The word "structure" marks the lines to find; copy every such line from the data below.

%%

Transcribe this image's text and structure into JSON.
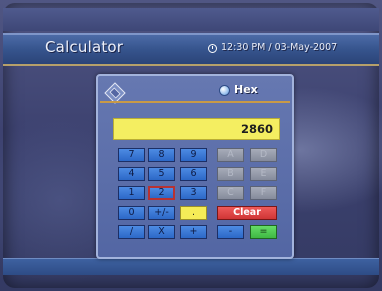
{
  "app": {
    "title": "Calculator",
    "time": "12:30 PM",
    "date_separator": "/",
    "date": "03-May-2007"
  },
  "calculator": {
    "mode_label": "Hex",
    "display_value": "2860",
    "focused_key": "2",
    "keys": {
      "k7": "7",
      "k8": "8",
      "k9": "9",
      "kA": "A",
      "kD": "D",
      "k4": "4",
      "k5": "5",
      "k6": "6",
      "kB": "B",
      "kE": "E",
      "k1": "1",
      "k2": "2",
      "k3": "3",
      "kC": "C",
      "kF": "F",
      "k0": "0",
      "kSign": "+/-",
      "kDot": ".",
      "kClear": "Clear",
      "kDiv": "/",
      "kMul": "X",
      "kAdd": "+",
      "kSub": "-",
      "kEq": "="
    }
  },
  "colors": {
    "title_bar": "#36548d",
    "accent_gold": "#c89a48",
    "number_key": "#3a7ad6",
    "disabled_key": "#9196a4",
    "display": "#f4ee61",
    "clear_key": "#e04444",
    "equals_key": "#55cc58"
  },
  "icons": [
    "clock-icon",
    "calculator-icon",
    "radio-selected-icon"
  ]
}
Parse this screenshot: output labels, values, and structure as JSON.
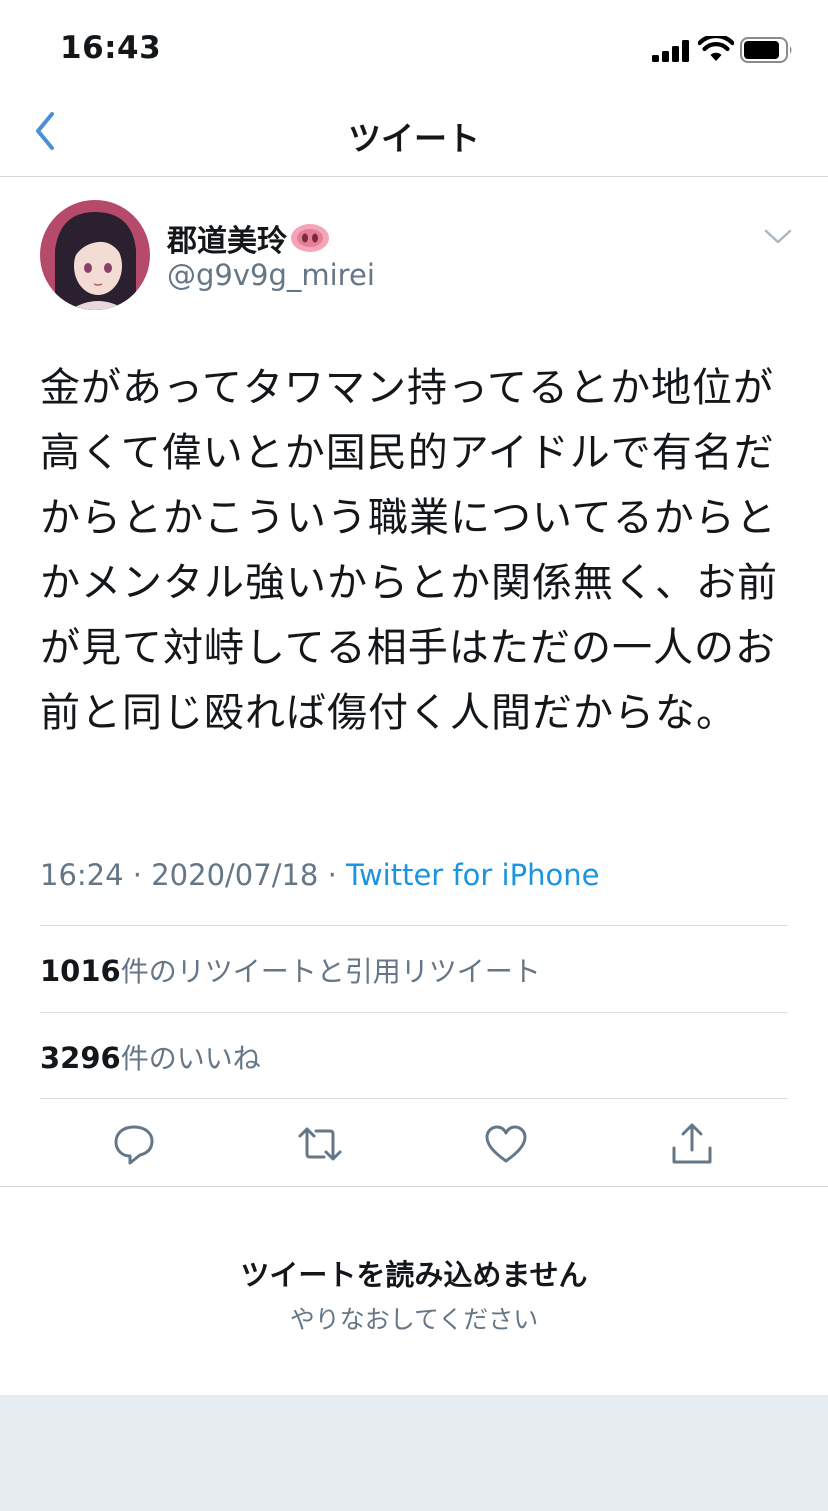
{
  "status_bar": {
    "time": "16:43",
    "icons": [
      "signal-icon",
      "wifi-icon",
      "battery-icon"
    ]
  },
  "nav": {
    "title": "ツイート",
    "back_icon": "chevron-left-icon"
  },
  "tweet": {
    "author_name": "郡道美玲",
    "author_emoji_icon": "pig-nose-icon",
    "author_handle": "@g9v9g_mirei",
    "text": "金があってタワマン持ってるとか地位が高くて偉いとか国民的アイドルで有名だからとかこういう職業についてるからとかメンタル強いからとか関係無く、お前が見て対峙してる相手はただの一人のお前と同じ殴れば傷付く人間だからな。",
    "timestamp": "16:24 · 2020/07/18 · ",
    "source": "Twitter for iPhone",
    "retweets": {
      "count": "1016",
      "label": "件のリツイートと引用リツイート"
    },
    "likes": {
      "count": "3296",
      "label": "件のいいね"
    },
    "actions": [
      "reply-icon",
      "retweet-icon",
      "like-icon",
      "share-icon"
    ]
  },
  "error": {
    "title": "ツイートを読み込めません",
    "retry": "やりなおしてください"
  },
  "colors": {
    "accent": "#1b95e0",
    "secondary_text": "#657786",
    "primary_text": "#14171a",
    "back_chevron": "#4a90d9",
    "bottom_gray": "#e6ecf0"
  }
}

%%

EXERCISE SOLUTION =>
Transcribe this image's text and structure into JSON.
Parse this screenshot: output labels, values, and structure as JSON.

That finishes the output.